***** Working data
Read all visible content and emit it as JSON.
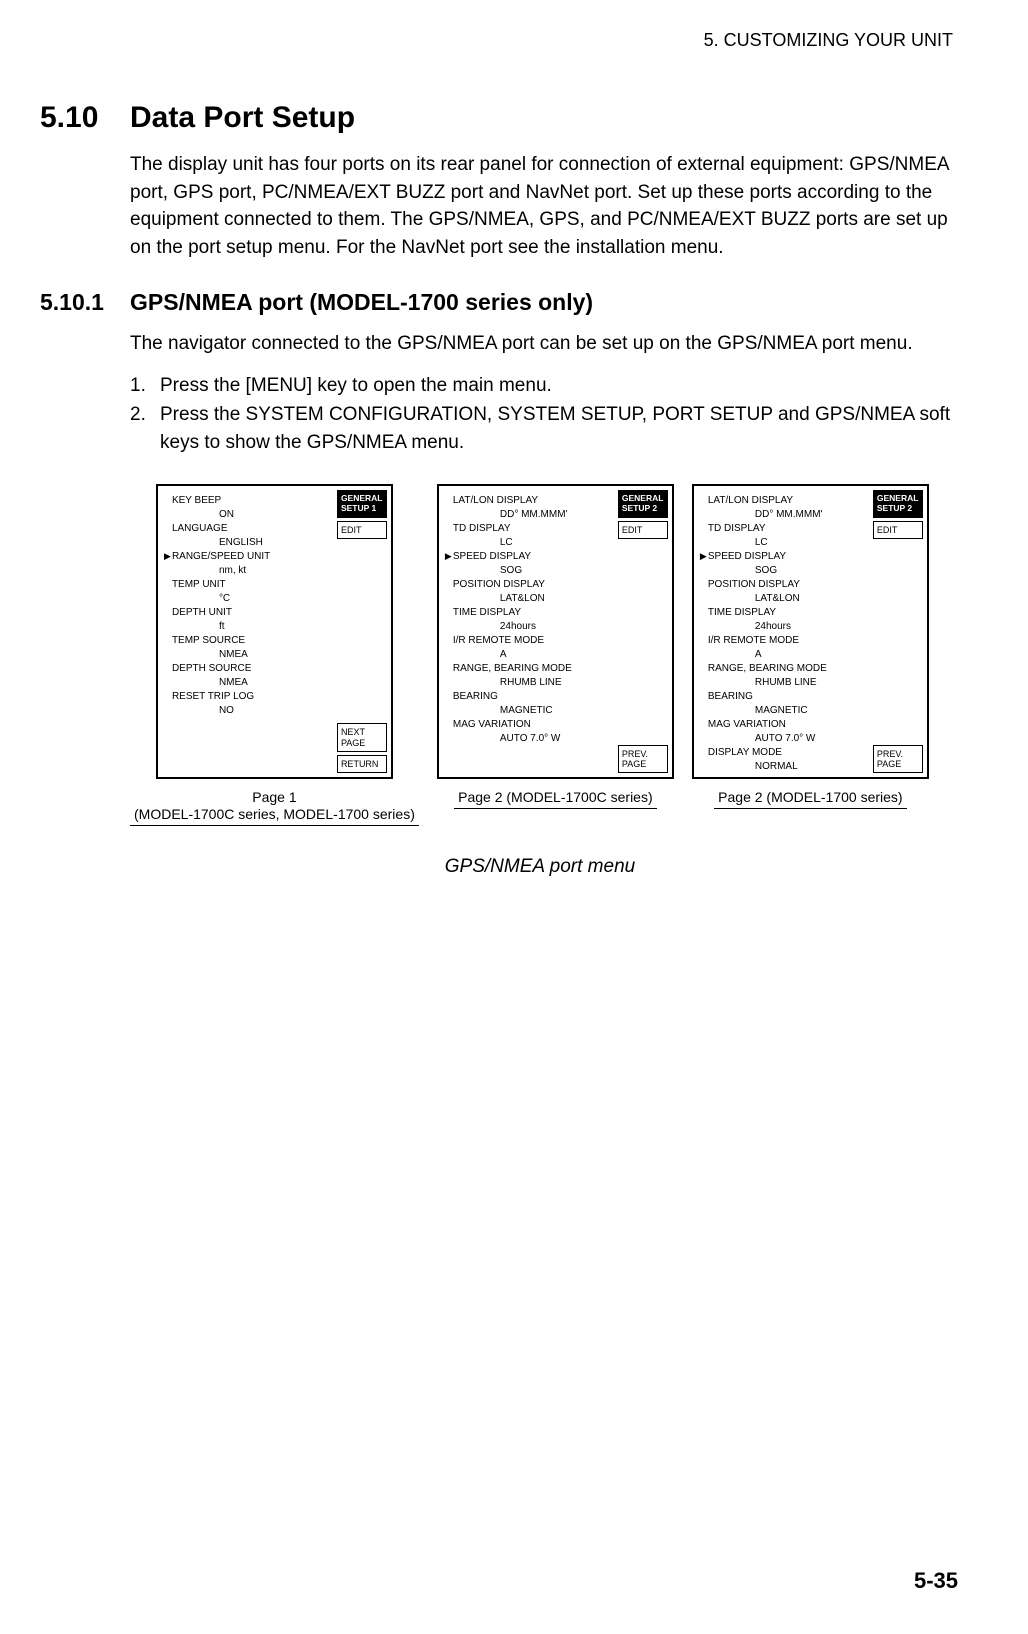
{
  "chapter_header": "5. CUSTOMIZING YOUR UNIT",
  "section": {
    "num": "5.10",
    "title": "Data Port Setup"
  },
  "intro": "The display unit has four ports on its rear panel for connection of external equipment: GPS/NMEA port, GPS port, PC/NMEA/EXT BUZZ port and NavNet port. Set up these ports according to the equipment connected to them. The GPS/NMEA, GPS, and PC/NMEA/EXT BUZZ ports are set up on the port setup menu. For the NavNet port see the installation menu.",
  "subsection": {
    "num": "5.10.1",
    "title": "GPS/NMEA port (MODEL-1700 series only)"
  },
  "sub_intro": "The navigator connected to the GPS/NMEA port can be set up on the GPS/NMEA port menu.",
  "steps": [
    {
      "n": "1.",
      "t": "Press the [MENU] key to open the main menu."
    },
    {
      "n": "2.",
      "t": "Press the SYSTEM CONFIGURATION, SYSTEM SETUP, PORT SETUP and GPS/NMEA soft keys to show the GPS/NMEA menu."
    }
  ],
  "screens": [
    {
      "title_black": "GENERAL\nSETUP 1",
      "softkeys_top": [
        "EDIT"
      ],
      "softkeys_bot": [
        "NEXT\nPAGE",
        "RETURN"
      ],
      "selected_idx": 2,
      "items": [
        {
          "label": "KEY BEEP",
          "value": "ON"
        },
        {
          "label": "LANGUAGE",
          "value": "ENGLISH"
        },
        {
          "label": "RANGE/SPEED UNIT",
          "value": "nm, kt"
        },
        {
          "label": "TEMP UNIT",
          "value": "°C"
        },
        {
          "label": "DEPTH UNIT",
          "value": "ft"
        },
        {
          "label": "TEMP SOURCE",
          "value": "NMEA"
        },
        {
          "label": "DEPTH SOURCE",
          "value": "NMEA"
        },
        {
          "label": "RESET TRIP LOG",
          "value": "NO"
        }
      ],
      "caption": "Page 1\n(MODEL-1700C series, MODEL-1700 series)"
    },
    {
      "title_black": "GENERAL\nSETUP 2",
      "softkeys_top": [
        "EDIT"
      ],
      "softkeys_bot": [
        "PREV.\nPAGE"
      ],
      "selected_idx": 2,
      "items": [
        {
          "label": "LAT/LON DISPLAY",
          "value": "DD° MM.MMM'"
        },
        {
          "label": "TD DISPLAY",
          "value": "LC"
        },
        {
          "label": "SPEED DISPLAY",
          "value": "SOG"
        },
        {
          "label": "POSITION DISPLAY",
          "value": "LAT&LON"
        },
        {
          "label": "TIME DISPLAY",
          "value": "24hours"
        },
        {
          "label": "I/R REMOTE MODE",
          "value": "A"
        },
        {
          "label": "RANGE, BEARING MODE",
          "value": "RHUMB LINE"
        },
        {
          "label": "BEARING",
          "value": "MAGNETIC"
        },
        {
          "label": "MAG VARIATION",
          "value": "AUTO 7.0° W"
        }
      ],
      "caption": "Page 2 (MODEL-1700C series)"
    },
    {
      "title_black": "GENERAL\nSETUP 2",
      "softkeys_top": [
        "EDIT"
      ],
      "softkeys_bot": [
        "PREV.\nPAGE"
      ],
      "selected_idx": 2,
      "items": [
        {
          "label": "LAT/LON DISPLAY",
          "value": "DD° MM.MMM'"
        },
        {
          "label": "TD DISPLAY",
          "value": "LC"
        },
        {
          "label": "SPEED DISPLAY",
          "value": "SOG"
        },
        {
          "label": "POSITION DISPLAY",
          "value": "LAT&LON"
        },
        {
          "label": "TIME DISPLAY",
          "value": "24hours"
        },
        {
          "label": "I/R REMOTE MODE",
          "value": "A"
        },
        {
          "label": "RANGE, BEARING MODE",
          "value": "RHUMB LINE"
        },
        {
          "label": "BEARING",
          "value": "MAGNETIC"
        },
        {
          "label": "MAG VARIATION",
          "value": "AUTO 7.0° W"
        },
        {
          "label": "DISPLAY MODE",
          "value": "NORMAL"
        }
      ],
      "caption": "Page 2 (MODEL-1700 series)"
    }
  ],
  "figure_caption": "GPS/NMEA port menu",
  "page_number": "5-35"
}
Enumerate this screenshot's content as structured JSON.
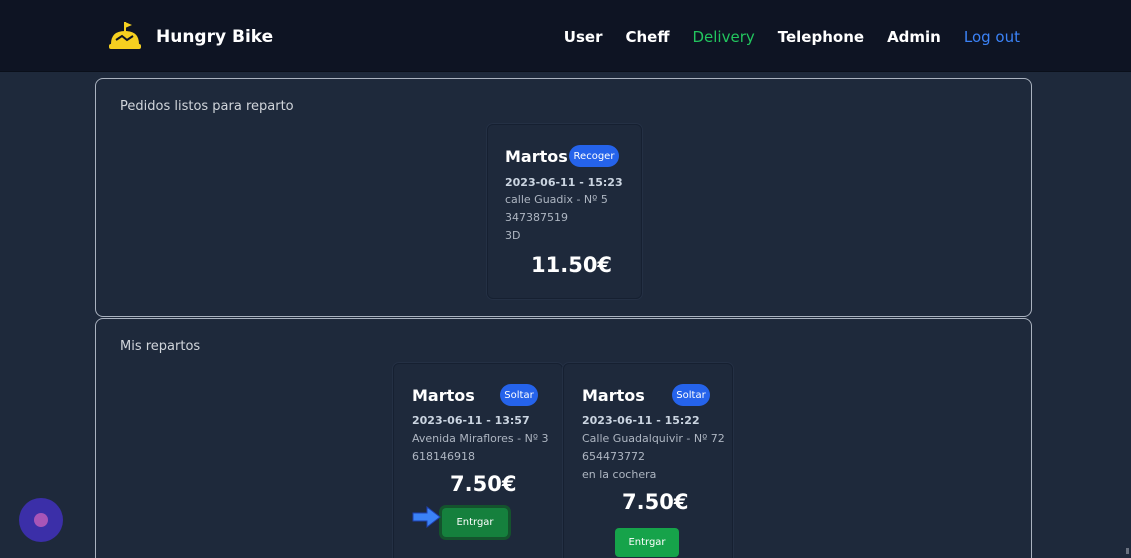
{
  "brand": {
    "name": "Hungry Bike",
    "logo_icon": "burger-bell-icon"
  },
  "nav": {
    "items": [
      {
        "label": "User"
      },
      {
        "label": "Cheff"
      },
      {
        "label": "Delivery",
        "active": true
      },
      {
        "label": "Telephone"
      },
      {
        "label": "Admin"
      },
      {
        "label": "Log out"
      }
    ]
  },
  "ready_panel": {
    "title": "Pedidos listos para reparto",
    "orders": [
      {
        "name": "Martos",
        "badge": "Recoger",
        "datetime": "2023-06-11 - 15:23",
        "address": "calle Guadix - Nº 5",
        "phone": "347387519",
        "note": "3D",
        "price": "11.50€"
      }
    ]
  },
  "my_panel": {
    "title": "Mis repartos",
    "orders": [
      {
        "name": "Martos",
        "badge": "Soltar",
        "datetime": "2023-06-11 - 13:57",
        "address": "Avenida Miraflores - Nº 3",
        "phone": "618146918",
        "price": "7.50€",
        "action": "Entrgar"
      },
      {
        "name": "Martos",
        "badge": "Soltar",
        "datetime": "2023-06-11 - 15:22",
        "address": "Calle Guadalquivir - Nº 72",
        "phone": "654473772",
        "note": "en la cochera",
        "price": "7.50€",
        "action": "Entrgar"
      }
    ]
  },
  "colors": {
    "background": "#1e293b",
    "navbar": "#0e1423",
    "active_nav": "#22c55e",
    "logout": "#3b82f6",
    "badge": "#2563eb",
    "deliver_button": "#16a34a"
  },
  "annotation": {
    "icon": "arrow-right-icon"
  },
  "floating_button": {
    "icon": "chat-bubble-icon"
  }
}
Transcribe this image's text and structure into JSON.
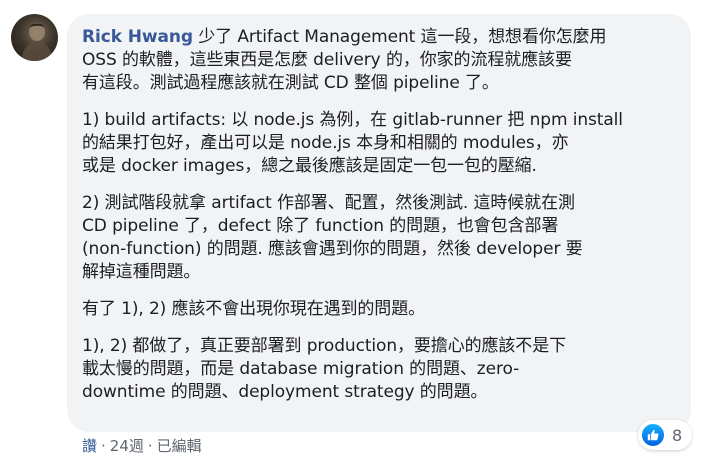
{
  "comment": {
    "author": "Rick Hwang",
    "paragraphs": [
      "少了 Artifact Management 這一段，想想看你怎麼用\nOSS 的軟體，這些東西是怎麼 delivery 的，你家的流程就應該要\n有這段。測試過程應該就在測試 CD 整個 pipeline 了。",
      "1) build artifacts: 以 node.js 為例，在 gitlab-runner 把 npm install\n的結果打包好，產出可以是 node.js 本身和相關的 modules，亦\n或是 docker images，總之最後應該是固定一包一包的壓縮.",
      "2) 測試階段就拿 artifact 作部署、配置，然後測試. 這時候就在測\nCD pipeline 了，defect 除了 function 的問題，也會包含部署\n(non-function) 的問題. 應該會遇到你的問題，然後 developer 要\n解掉這種問題。",
      "有了 1), 2) 應該不會出現你現在遇到的問題。",
      "1), 2) 都做了，真正要部署到 production，要擔心的應該不是下\n載太慢的問題，而是 database migration 的問題、zero-\ndowntime 的問題、deployment strategy 的問題。"
    ]
  },
  "footer": {
    "like_label": "讚",
    "separator": "·",
    "time": "24週",
    "edited": "已編輯"
  },
  "reactions": {
    "icon": "like-icon",
    "count": "8",
    "badge_color": "#1877f2"
  },
  "colors": {
    "author": "#385898",
    "bubble": "#f2f3f5",
    "text": "#1c1e21",
    "meta": "#606770"
  }
}
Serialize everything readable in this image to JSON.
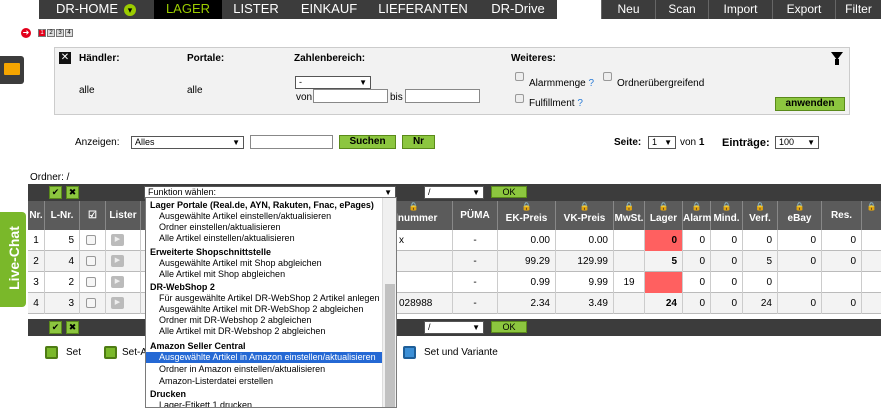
{
  "nav": {
    "items": [
      "DR-HOME",
      "LAGER",
      "LISTER",
      "EINKAUF",
      "LIEFERANTEN",
      "DR-Drive"
    ],
    "active": "LAGER",
    "right": [
      "Neu",
      "Scan",
      "Import",
      "Export",
      "Filter"
    ]
  },
  "pager": [
    "1",
    "2",
    "3",
    "4"
  ],
  "filter": {
    "haendler_label": "Händler:",
    "haendler_value": "alle",
    "portale_label": "Portale:",
    "portale_value": "alle",
    "zahlenbereich_label": "Zahlenbereich:",
    "zahlenbereich_select": "-",
    "von_label": "von",
    "bis_label": "bis",
    "weiteres_label": "Weiteres:",
    "alarmmenge_label": "Alarmmenge",
    "ordner_label": "Ordnerübergreifend",
    "fulfillment_label": "Fulfillment",
    "help": "?",
    "apply_label": "anwenden"
  },
  "search": {
    "anzeigen_label": "Anzeigen:",
    "anzeigen_value": "Alles",
    "search_label": "Suchen",
    "nr_label": "Nr",
    "seite_label": "Seite:",
    "seite_value": "1",
    "von_text": "von",
    "total_pages": "1",
    "eintraege_label": "Einträge:",
    "eintraege_value": "100"
  },
  "table": {
    "ordner_label": "Ordner: /",
    "funktion_select": "Funktion wählen:",
    "folder_select": "/",
    "ok_label": "OK",
    "lock_glyph": "🔒",
    "columns": [
      "Nr.",
      "L-Nr.",
      "☑",
      "Lister",
      "",
      "",
      "elnummer",
      "PÜMA",
      "EK-Preis",
      "VK-Preis",
      "MwSt.",
      "Lager",
      "Alarm",
      "Mind.",
      "Verf.",
      "eBay",
      "Res.",
      ""
    ],
    "rows": [
      {
        "nr": "1",
        "lnr": "5",
        "artnr": "x",
        "puema": "-",
        "ek": "0.00",
        "vk": "0.00",
        "mwst": "",
        "lager": "0",
        "alarm": "0",
        "mind": "0",
        "verf": "0",
        "ebay": "0",
        "res": "0"
      },
      {
        "nr": "2",
        "lnr": "4",
        "artnr": "",
        "puema": "-",
        "ek": "99.29",
        "vk": "129.99",
        "mwst": "",
        "lager": "5",
        "alarm": "0",
        "mind": "0",
        "verf": "5",
        "ebay": "0",
        "res": "0"
      },
      {
        "nr": "3",
        "lnr": "2",
        "artnr": "",
        "puema": "-",
        "ek": "0.99",
        "vk": "9.99",
        "mwst": "19",
        "lager": "",
        "alarm": "0",
        "mind": "0",
        "verf": "0",
        "ebay": "",
        "res": ""
      },
      {
        "nr": "4",
        "lnr": "3",
        "artnr": "028988",
        "puema": "-",
        "ek": "2.34",
        "vk": "3.49",
        "mwst": "",
        "lager": "24",
        "alarm": "0",
        "mind": "0",
        "verf": "24",
        "ebay": "0",
        "res": "0"
      }
    ]
  },
  "legend": {
    "set": "Set",
    "set_a": "Set-A",
    "set_variante": "Set und Variante"
  },
  "dropdown": {
    "groups": [
      {
        "label": "Lager Portale (Real.de, AYN, Rakuten, Fnac, ePages)",
        "items": [
          "Ausgewählte Artikel einstellen/aktualisieren",
          "Ordner einstellen/aktualisieren",
          "Alle Artikel einstellen/aktualisieren"
        ]
      },
      {
        "label": "Erweiterte Shopschnittstelle",
        "items": [
          "Ausgewählte Artikel mit Shop abgleichen",
          "Alle Artikel mit Shop abgleichen"
        ]
      },
      {
        "label": "DR-WebShop 2",
        "items": [
          "Für ausgewählte Artikel DR-WebShop 2 Artikel anlegen",
          "Ausgewählte Artikel mit DR-WebShop 2 abgleichen",
          "Ordner mit DR-Webshop 2 abgleichen",
          "Alle Artikel mit DR-Webshop 2 abgleichen"
        ]
      },
      {
        "label": "Amazon Seller Central",
        "items": [
          "Ausgewählte Artikel in Amazon einstellen/aktualisieren",
          "Ordner in Amazon einstellen/aktualisieren",
          "Amazon-Listerdatei erstellen"
        ]
      },
      {
        "label": "Drucken",
        "items": [
          "Lager-Etikett 1 drucken"
        ]
      }
    ],
    "highlighted": "Ausgewählte Artikel in Amazon einstellen/aktualisieren"
  },
  "livechat": "Live-Chat",
  "colors": {
    "nav_dark": "#3c3c3c",
    "accent_green": "#8cc63f",
    "alarm_red": "#ff6060",
    "highlight_blue": "#2468d4"
  }
}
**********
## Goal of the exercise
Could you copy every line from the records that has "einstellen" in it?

## Answer to the problem
          "Ausgewählte Artikel einstellen/aktualisieren",
          "Ordner einstellen/aktualisieren",
          "Alle Artikel einstellen/aktualisieren"
          "Ausgewählte Artikel in Amazon einstellen/aktualisieren",
          "Ordner in Amazon einstellen/aktualisieren",
    "highlighted": "Ausgewählte Artikel in Amazon einstellen/aktualisieren"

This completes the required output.